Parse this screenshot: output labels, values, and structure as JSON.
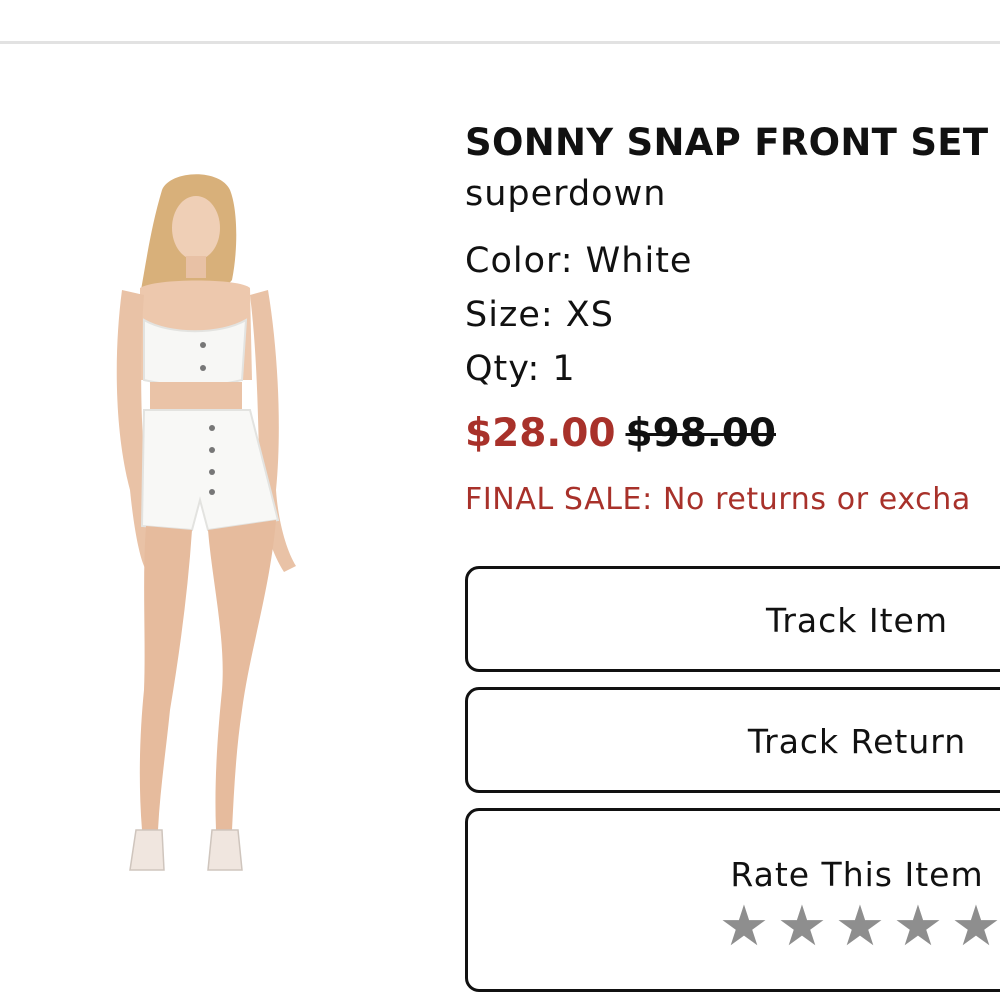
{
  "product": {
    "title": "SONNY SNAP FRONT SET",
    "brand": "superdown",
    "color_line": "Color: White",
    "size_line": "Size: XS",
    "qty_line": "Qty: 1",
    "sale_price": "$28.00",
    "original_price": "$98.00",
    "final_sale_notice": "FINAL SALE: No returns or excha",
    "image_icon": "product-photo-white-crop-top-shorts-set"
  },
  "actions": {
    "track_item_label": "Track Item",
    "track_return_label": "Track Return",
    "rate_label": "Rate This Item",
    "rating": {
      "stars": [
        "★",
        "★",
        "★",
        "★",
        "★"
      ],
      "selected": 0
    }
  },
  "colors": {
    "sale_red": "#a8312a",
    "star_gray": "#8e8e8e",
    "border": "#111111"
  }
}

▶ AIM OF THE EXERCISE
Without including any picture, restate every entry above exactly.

▶ RESPONSE FOR THIS EXERCISE
Parse this screenshot: output labels, values, and structure as JSON.
{
  "product": {
    "title": "SONNY SNAP FRONT SET",
    "brand": "superdown",
    "color_line": "Color: White",
    "size_line": "Size: XS",
    "qty_line": "Qty: 1",
    "sale_price": "$28.00",
    "original_price": "$98.00",
    "final_sale_notice": "FINAL SALE: No returns or excha",
    "image_icon": "product-photo-white-crop-top-shorts-set"
  },
  "actions": {
    "track_item_label": "Track Item",
    "track_return_label": "Track Return",
    "rate_label": "Rate This Item",
    "rating": {
      "stars": [
        "★",
        "★",
        "★",
        "★",
        "★"
      ],
      "selected": 0
    }
  },
  "colors": {
    "sale_red": "#a8312a",
    "star_gray": "#8e8e8e",
    "border": "#111111"
  }
}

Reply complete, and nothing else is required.